[EXERCISE DIRECTIONS] Please give again, exactly, every line of the material from the one containing "Extract the structured" to the end, including both of those lines.

[MATERIAL SUPPLIED Boundary: Start]

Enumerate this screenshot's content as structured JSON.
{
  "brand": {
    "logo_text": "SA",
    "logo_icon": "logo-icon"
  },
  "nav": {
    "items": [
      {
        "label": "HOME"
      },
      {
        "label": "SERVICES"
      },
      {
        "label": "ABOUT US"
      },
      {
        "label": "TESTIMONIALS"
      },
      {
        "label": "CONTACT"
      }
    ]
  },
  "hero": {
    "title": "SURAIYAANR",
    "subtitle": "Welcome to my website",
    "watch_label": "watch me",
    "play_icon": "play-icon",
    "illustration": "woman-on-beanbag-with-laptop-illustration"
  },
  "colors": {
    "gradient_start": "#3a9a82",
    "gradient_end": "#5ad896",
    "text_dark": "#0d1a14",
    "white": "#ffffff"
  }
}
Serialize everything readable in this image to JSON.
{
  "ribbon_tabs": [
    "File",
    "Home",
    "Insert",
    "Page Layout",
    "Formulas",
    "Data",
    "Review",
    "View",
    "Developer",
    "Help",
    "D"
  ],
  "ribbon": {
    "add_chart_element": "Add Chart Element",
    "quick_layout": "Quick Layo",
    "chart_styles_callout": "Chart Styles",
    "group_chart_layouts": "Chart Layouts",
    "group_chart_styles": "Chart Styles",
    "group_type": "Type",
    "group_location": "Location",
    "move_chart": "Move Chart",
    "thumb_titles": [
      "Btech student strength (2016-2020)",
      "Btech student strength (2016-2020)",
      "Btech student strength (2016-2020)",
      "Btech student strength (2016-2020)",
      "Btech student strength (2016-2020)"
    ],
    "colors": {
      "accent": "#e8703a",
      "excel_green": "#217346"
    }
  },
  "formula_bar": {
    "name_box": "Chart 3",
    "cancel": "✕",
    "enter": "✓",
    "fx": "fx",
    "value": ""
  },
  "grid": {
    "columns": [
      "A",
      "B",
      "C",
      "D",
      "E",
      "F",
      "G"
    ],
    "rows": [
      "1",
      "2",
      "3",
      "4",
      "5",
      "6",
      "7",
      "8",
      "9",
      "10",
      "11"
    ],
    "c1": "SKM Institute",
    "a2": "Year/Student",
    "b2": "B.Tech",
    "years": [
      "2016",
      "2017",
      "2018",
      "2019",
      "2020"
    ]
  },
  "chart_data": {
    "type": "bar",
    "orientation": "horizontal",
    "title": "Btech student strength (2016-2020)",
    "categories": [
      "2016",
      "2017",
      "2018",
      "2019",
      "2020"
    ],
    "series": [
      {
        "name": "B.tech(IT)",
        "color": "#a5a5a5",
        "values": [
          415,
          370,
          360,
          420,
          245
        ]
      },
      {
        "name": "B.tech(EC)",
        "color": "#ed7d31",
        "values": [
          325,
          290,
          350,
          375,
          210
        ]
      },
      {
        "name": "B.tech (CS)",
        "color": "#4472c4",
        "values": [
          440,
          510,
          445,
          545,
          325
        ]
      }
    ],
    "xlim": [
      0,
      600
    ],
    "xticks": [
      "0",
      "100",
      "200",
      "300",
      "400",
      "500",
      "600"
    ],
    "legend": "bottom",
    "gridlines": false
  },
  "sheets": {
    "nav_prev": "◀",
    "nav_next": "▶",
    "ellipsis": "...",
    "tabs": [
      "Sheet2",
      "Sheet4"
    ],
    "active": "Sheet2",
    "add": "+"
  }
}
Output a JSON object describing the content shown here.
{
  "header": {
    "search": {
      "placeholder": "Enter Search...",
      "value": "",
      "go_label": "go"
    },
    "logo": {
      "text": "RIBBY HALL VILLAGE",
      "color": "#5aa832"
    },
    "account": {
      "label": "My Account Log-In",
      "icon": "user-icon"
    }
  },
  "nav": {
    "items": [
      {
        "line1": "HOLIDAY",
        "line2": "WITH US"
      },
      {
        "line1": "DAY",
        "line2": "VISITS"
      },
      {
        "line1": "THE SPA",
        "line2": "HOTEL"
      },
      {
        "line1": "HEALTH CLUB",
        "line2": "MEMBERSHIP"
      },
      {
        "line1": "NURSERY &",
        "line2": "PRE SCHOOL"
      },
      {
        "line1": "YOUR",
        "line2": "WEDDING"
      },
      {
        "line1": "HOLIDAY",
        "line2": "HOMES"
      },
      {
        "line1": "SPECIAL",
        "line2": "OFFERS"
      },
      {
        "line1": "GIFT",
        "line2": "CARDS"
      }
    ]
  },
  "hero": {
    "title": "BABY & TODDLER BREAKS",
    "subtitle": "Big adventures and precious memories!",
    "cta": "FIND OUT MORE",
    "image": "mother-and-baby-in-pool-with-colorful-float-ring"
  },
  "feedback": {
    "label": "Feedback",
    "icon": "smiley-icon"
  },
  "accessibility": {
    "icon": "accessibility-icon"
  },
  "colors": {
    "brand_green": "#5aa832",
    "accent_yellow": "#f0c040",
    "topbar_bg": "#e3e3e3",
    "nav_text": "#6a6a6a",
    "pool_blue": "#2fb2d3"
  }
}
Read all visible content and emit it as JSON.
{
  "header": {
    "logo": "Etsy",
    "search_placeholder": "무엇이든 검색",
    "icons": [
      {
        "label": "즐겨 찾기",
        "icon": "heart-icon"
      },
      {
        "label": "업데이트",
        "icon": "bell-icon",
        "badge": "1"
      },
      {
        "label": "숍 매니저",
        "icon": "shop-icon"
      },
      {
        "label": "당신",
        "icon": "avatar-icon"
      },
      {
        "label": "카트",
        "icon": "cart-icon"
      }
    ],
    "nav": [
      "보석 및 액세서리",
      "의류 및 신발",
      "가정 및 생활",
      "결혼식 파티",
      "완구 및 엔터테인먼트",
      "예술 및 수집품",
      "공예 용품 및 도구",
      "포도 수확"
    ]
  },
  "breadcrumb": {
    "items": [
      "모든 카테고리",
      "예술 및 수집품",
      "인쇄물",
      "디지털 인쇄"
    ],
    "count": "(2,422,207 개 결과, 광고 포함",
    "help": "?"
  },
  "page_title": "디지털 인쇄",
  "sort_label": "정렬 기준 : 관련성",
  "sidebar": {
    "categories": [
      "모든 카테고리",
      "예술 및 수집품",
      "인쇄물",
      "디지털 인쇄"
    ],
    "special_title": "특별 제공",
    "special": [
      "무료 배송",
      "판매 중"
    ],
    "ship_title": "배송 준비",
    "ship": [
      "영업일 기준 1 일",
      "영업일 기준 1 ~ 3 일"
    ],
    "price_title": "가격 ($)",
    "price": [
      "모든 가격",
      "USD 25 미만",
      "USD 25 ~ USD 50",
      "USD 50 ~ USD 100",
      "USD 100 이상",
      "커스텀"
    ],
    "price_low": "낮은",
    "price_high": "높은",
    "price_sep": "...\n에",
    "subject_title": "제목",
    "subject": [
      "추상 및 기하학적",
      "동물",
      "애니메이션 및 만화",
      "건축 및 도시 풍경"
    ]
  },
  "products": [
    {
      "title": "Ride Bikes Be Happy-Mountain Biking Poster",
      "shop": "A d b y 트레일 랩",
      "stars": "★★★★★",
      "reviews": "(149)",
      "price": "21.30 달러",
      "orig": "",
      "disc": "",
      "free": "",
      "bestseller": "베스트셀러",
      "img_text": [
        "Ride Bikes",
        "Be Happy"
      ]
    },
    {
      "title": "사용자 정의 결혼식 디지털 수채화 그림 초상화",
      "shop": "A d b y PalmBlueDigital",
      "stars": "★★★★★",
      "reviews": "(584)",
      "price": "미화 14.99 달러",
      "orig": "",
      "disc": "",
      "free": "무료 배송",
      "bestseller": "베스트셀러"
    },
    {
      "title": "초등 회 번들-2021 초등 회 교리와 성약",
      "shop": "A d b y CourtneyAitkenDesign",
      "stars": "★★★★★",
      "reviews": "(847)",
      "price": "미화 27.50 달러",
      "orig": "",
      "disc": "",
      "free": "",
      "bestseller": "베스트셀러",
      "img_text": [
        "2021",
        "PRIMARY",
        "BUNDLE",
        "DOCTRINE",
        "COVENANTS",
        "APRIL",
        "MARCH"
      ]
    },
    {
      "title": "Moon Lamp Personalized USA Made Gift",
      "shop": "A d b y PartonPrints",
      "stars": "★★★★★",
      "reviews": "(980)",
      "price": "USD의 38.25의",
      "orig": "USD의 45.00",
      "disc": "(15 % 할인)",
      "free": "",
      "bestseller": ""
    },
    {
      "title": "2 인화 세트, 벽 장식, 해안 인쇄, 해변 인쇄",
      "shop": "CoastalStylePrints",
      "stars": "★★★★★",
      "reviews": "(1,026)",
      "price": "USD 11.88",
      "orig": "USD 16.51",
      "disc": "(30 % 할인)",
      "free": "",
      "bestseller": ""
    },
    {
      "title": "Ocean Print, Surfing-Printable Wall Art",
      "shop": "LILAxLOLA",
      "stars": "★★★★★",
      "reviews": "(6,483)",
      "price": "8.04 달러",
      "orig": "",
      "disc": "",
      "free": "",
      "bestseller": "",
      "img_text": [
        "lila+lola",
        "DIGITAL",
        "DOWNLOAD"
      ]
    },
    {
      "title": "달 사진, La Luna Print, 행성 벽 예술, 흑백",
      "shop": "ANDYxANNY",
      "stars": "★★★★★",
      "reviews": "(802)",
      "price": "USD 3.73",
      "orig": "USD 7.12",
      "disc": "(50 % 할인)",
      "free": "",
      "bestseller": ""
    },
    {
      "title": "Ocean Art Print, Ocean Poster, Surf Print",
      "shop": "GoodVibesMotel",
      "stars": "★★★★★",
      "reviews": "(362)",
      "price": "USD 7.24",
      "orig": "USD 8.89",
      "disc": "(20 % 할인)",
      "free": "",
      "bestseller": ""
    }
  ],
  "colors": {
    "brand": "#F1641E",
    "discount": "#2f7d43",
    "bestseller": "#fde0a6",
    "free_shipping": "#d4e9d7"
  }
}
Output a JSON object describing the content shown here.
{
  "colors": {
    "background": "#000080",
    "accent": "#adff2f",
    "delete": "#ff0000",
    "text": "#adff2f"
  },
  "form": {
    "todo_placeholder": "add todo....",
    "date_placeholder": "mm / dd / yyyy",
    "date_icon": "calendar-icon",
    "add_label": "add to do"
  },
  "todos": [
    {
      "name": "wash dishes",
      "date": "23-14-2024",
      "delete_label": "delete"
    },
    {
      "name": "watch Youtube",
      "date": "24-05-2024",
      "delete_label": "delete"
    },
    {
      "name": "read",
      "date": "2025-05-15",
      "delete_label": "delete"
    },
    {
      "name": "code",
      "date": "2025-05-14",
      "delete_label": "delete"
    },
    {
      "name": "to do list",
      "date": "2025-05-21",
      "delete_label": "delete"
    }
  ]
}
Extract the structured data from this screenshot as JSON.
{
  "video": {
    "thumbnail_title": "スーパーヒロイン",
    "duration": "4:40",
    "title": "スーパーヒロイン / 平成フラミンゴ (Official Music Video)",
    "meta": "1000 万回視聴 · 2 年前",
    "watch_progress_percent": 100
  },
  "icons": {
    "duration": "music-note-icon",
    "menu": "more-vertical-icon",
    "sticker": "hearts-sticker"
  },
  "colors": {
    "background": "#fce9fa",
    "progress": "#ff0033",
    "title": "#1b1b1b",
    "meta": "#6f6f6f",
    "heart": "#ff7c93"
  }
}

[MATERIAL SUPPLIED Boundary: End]

[RESPONSE AREA]
Extract the structured data from this screenshot as JSON.
{
  "video": {
    "thumbnail_title": "スーパーヒロイン",
    "duration": "4:40",
    "title": "スーパーヒロイン / 平成フラミンゴ (Official Music Video)",
    "meta": "1000 万回視聴 · 2 年前",
    "watch_progress_percent": 100
  },
  "icons": {
    "duration": "music-note-icon",
    "menu": "more-vertical-icon",
    "sticker": "hearts-sticker"
  },
  "colors": {
    "background": "#fce9fa",
    "progress": "#ff0033",
    "title": "#1b1b1b",
    "meta": "#6f6f6f",
    "heart": "#ff7c93"
  }
}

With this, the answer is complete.